→ **What is expected**
For the records below, tally the lines that contain "void" and give only that number.

→ **Supplied material**
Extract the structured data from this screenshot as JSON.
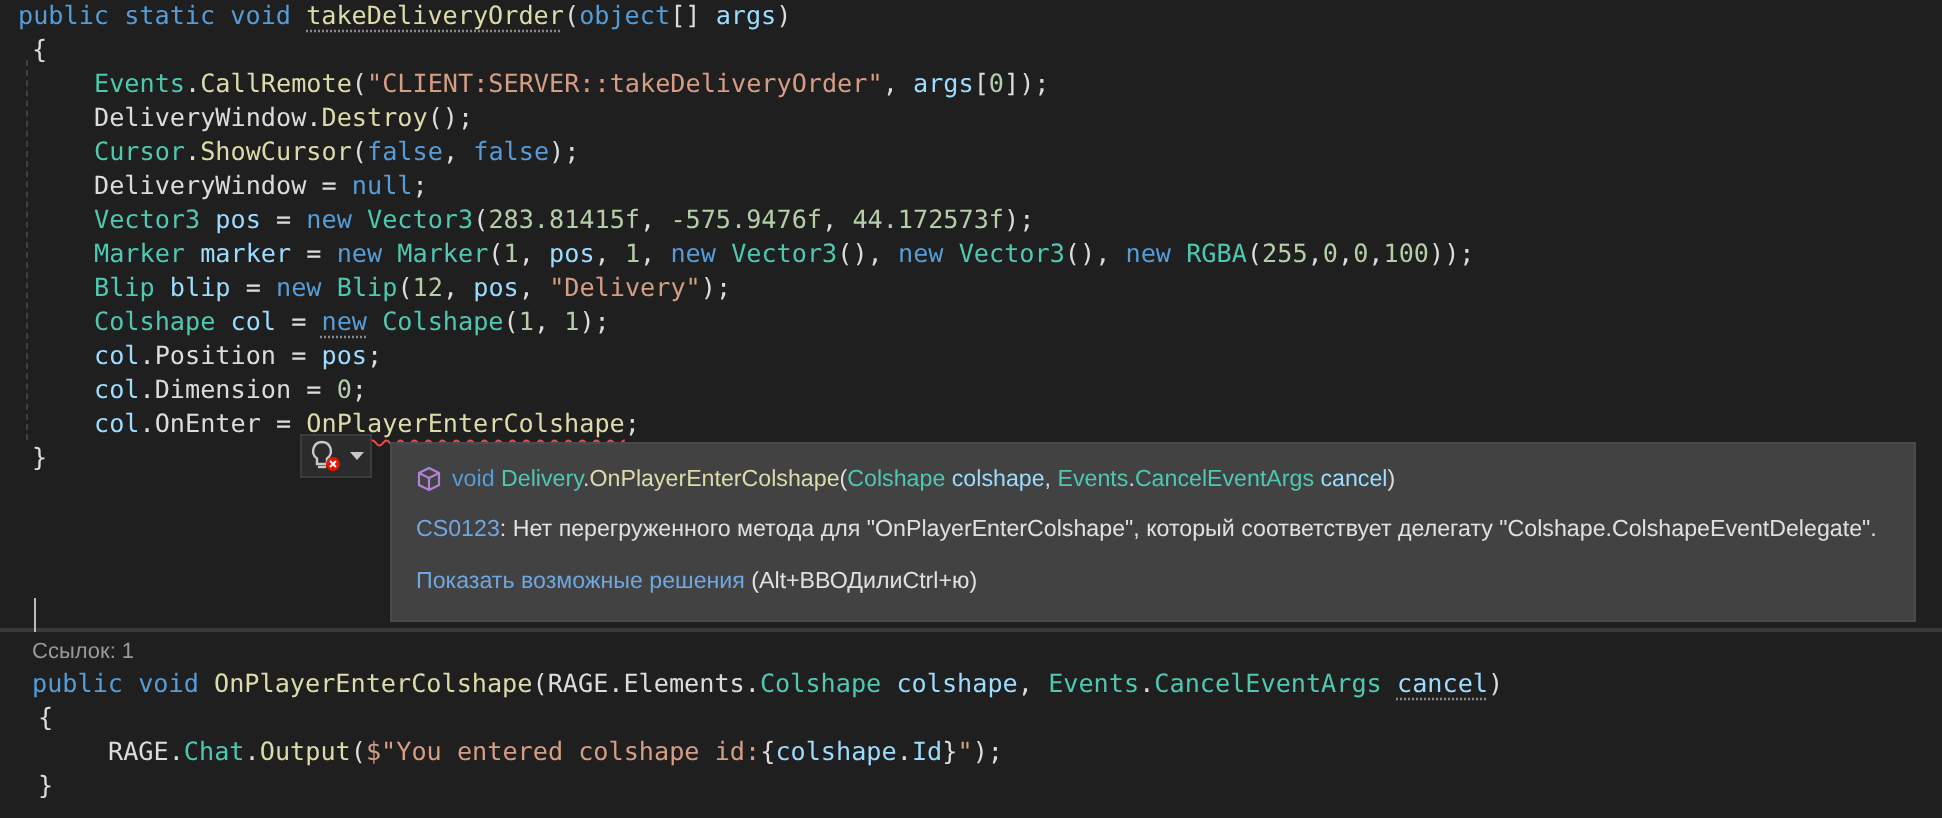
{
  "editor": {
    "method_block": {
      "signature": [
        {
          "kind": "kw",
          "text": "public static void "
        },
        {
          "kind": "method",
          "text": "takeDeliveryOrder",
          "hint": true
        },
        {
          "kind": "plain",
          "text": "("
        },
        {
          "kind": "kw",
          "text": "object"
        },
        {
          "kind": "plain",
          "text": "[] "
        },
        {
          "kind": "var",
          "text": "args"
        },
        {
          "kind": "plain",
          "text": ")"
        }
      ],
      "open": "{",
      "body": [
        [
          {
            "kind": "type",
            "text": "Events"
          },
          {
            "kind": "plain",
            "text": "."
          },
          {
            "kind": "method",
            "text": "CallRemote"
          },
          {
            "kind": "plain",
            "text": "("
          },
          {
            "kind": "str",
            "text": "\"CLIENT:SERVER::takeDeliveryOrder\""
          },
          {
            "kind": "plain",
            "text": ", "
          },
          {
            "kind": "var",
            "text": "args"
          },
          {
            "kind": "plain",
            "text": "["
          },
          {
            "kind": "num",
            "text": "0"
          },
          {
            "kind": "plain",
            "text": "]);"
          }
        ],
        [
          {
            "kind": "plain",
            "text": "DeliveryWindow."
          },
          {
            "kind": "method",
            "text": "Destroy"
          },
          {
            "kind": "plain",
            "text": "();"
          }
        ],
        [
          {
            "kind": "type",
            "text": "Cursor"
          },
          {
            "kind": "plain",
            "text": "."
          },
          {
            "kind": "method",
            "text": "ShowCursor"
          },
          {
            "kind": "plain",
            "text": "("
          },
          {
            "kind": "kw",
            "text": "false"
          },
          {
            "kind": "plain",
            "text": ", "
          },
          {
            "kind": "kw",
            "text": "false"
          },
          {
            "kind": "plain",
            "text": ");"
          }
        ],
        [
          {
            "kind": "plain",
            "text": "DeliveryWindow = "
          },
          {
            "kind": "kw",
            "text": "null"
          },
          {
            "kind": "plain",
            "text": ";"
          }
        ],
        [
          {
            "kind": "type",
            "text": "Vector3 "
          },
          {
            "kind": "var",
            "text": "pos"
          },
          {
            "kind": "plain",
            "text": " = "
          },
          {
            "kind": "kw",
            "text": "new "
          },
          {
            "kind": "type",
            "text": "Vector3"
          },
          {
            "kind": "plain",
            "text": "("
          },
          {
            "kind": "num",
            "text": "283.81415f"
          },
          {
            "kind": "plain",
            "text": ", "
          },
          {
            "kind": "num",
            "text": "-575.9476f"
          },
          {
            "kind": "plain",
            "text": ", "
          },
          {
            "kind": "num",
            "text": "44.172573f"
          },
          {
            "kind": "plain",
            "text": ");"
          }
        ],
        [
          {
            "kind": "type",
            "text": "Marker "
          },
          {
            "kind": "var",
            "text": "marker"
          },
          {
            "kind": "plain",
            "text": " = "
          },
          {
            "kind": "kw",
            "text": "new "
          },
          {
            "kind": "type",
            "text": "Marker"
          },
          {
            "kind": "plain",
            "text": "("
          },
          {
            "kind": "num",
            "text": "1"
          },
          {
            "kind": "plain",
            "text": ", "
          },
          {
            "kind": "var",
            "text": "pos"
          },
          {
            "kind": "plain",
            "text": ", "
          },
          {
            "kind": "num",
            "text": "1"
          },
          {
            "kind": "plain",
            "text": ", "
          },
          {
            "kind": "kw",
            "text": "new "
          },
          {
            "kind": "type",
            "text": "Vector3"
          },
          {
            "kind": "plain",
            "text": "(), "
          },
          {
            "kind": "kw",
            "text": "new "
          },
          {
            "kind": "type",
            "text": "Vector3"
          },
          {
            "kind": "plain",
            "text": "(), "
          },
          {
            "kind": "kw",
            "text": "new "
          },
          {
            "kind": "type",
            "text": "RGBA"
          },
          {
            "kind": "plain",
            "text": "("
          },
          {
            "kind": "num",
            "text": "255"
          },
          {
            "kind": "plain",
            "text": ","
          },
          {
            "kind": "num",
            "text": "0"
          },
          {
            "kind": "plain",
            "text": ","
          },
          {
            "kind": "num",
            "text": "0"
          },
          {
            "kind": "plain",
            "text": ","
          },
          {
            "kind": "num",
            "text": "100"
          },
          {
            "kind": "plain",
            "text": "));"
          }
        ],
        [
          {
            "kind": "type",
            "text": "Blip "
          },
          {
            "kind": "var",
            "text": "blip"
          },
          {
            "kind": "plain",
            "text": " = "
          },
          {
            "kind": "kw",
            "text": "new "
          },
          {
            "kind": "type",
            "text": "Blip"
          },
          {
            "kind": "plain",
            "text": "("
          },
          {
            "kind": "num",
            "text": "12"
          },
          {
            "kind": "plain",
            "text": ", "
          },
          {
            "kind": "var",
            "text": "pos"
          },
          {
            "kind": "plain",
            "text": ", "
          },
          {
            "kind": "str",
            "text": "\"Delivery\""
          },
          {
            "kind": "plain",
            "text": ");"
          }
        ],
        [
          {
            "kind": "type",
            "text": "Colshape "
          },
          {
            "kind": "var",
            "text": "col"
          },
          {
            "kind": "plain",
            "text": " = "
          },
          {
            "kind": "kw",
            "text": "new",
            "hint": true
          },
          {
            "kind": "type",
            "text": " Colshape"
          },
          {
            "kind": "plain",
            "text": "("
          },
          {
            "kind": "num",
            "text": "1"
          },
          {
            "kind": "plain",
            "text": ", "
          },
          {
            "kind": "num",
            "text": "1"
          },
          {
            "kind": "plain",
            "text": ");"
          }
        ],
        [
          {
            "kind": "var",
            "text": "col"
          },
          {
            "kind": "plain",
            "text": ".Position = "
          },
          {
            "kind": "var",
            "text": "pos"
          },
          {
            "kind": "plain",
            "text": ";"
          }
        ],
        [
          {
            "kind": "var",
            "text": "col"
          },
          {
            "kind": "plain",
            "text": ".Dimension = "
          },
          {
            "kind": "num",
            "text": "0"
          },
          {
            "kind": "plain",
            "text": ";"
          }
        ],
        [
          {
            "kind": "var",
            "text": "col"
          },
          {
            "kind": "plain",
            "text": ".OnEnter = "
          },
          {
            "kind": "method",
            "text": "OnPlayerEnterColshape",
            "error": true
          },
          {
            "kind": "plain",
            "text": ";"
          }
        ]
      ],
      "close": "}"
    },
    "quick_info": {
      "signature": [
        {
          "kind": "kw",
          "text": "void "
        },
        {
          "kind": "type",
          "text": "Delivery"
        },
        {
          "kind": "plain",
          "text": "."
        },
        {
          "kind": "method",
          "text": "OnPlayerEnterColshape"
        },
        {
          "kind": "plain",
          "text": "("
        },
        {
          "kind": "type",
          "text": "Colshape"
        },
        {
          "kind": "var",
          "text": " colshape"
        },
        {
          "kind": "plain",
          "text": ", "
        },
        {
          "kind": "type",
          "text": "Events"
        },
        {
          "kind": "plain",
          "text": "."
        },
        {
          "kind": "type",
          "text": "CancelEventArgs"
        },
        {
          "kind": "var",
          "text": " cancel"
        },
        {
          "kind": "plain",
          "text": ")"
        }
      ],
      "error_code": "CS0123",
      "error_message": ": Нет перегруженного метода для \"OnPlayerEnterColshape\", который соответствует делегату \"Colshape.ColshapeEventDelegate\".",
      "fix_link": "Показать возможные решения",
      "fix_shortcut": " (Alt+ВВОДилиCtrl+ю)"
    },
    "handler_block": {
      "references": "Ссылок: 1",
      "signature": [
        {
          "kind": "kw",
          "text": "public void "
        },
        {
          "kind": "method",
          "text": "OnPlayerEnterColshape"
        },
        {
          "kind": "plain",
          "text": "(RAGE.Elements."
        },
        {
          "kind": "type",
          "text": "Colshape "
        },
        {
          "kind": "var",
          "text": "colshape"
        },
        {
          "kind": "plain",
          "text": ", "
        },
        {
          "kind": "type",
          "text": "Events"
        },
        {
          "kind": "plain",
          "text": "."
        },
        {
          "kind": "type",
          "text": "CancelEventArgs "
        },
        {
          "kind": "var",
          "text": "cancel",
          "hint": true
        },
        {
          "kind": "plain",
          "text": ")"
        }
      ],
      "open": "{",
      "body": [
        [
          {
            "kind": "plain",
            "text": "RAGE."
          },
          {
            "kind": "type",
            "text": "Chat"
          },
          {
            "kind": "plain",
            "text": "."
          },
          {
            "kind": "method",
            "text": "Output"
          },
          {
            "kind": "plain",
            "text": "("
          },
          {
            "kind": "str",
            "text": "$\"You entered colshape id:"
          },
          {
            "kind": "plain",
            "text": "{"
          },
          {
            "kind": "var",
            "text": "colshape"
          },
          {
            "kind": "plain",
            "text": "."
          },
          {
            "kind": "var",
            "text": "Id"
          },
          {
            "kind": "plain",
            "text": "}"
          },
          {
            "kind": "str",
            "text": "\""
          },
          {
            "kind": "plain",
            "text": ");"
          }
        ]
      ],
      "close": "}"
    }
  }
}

→ **Answer section**
3